The Canon 50mm f/0.95 was introduced by Canon in 1961. According to the Canon online camera museum, “It had the largest aperture in the world for photographic lenses available in the market at the time.” It is affectionately known as the Canon “Dream Lens.” Today, the Dream Lens has become one of the most well known lenses of its era.T he “Dream Lens” is famous for its out-of-focus rendering that offers smooth bokeh and extremely shallow depth of field, which combines to produce the “Dreamy” effects.
The F0.95 is the fastest aperture for full frame 50mm that you can find in the market today. Unlike the Leica 50mm f0.95 ASPH, The canon 0.95 is an old lens, old technology back in 1960’s , high in demand collectable item today, also very hard to find one in good condition.
It is a very expensive lens and prices go up all the time. The Canon is no longer make it and I seriously doubt that people will ever lose interest for the lens. My lens is the standard Canon 50mm F0.95 Lens and approximately 20000 units were produced. However, a significantly less number of units remained today.
Prices are now trending from a low of $2200 to a high of $8000 give or take. Some unscrupulous dealers are trying to sell this lens for $10000 or more. This, to me, is way too high since that is approaching Noctilux used prices.
The Noctilux goes for $5500-10000 on the used market, depending on which version. Some folks have labeled the Canon Dream Lens as the “Poor Man’s Noctilux.” But the Canon came first, so they say that the Noctilux is the “Rich Man’s Canon Dream Lens

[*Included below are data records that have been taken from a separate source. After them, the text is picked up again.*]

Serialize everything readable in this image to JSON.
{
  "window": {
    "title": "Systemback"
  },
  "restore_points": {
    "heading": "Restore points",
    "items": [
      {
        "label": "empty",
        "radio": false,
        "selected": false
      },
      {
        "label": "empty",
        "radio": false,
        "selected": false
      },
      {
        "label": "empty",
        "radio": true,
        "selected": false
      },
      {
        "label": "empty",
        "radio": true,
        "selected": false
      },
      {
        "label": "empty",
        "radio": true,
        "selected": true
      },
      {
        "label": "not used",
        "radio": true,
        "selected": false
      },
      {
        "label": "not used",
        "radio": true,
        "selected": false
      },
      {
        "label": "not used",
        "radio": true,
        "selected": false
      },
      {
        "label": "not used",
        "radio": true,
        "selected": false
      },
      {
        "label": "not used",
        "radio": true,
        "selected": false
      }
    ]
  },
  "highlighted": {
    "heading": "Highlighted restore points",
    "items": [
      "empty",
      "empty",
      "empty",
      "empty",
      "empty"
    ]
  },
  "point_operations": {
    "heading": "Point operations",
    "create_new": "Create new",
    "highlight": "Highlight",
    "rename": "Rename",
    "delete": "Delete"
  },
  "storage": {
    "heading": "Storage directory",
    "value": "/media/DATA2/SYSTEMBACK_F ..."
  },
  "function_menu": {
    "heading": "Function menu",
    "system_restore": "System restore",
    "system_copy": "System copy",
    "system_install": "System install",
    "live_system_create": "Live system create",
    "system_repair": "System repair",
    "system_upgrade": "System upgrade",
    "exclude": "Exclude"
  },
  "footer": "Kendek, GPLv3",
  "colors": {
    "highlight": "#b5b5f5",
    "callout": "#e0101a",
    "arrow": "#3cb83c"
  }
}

Comparisons? Based upon my use of the Noctilux and the Canon Dream Lens, I’d say you can’t compare the two. It’s apples to oranges. The Leica may be the technically better lens, while the Canon I find to be a more artistic lens in regards to the images it renders. Just like the film vs digital debate, my answer to the Noctilux vs Dream lens question is…None are better than the other. They are different and as someone who likes to be creative I prefer the Canon.